Meaningful moments, early and often, build young brains.
The message may sound simple but it’s a strong and important one, central to a new early childhood awareness campaign from the world leading researchers at Telethon Kids Institute and the philanthropic Minderoo Foundation.
The eight-week campaign challenges thinking about early brain development. Featuring a cute blue critter, known as Bobbie, which represents a baby’s brain, Bright Tomorrows Start Today shows how the brain is stimulated by quality interactions and experiences with parents and carers.
Created by CoLab – Collaborate for Kids (a partnership between Telethon Kids Institute and Minderoo Foundation) the campaign aims to challenge thinking about brain development in babies, with more than a million neural connections a second built in the first three years of a child’s life. Based on the latest child development science, it responds to gaps in understanding mapped by US-based social research organisation, Frameworks Institute.
CoLab director Professor Donna Cross (the 2012 West Australian of the Year) said the campaign was an important step in changing public thinking about the importance of building young brains from birth.
“Building young brains in the first three years of life gives children a well-rounded start, improving their health, social and emotional wellbeing, even reducing their risk of chronic illnesses like cancer and heart disease later in life,” Professor Cross said.
“Activity in a child’s brain peaks from birth to three years of age — long before children start at kindergarten or school — and during this time are most receptive to the influence of relationships and experiences.
“This campaign challenges the idea that babies are sponges that passively soak up their surroundings.
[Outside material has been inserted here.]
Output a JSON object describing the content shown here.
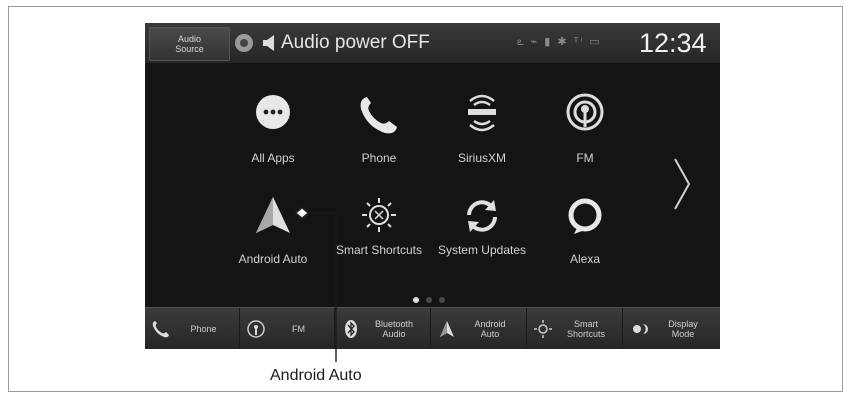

In fact, the research behind Bright Tomorrows shows that quality interaction with a baby or toddler – reading a book or blowing raspberries on their tummy – builds the connections in their brain which sets them up for a better future.
“As we show in the campaign, babies’ brains light up with excitement and activity, triggering up to a million neural connections every second in response to adult voices, smiles and attention. Repeated, these connections form pathways that shape their thinking and emotional patterns for life and influence their approach to learning, relationships and tackling challenges.”
Minderoo Foundation co-founder Nicola Forrest said the whole community, not just parents or caregivers, had a role to play in ensuring every child received the best start, from as early as conception.
“A good start in life — right from conception — forms a stable foundation, helping children to learn, achieve and navigate relationships or stressful situations,” Ms Forrest said.
“This strong start can be a powerful preventative factor against the social and emotional challenges we know can contribute to pathways that include poor mental health, unemployment or experience in the juvenile justice systems.
“We can all work together – government, social services, business, families and community – to ensure the future health and wellbeing of Australian kids. Together we have the power to create this bright tomorrow.”
Bright Tomorrows Start Today is part of a broader CoLab project advocating early intervention and support to give all children the best foundation in life and opportunity to reach their full potential. CoLab – Collaborate for Kids is a partnership between the Perth-based Telethon Kids Institute and Minderoo Foundation.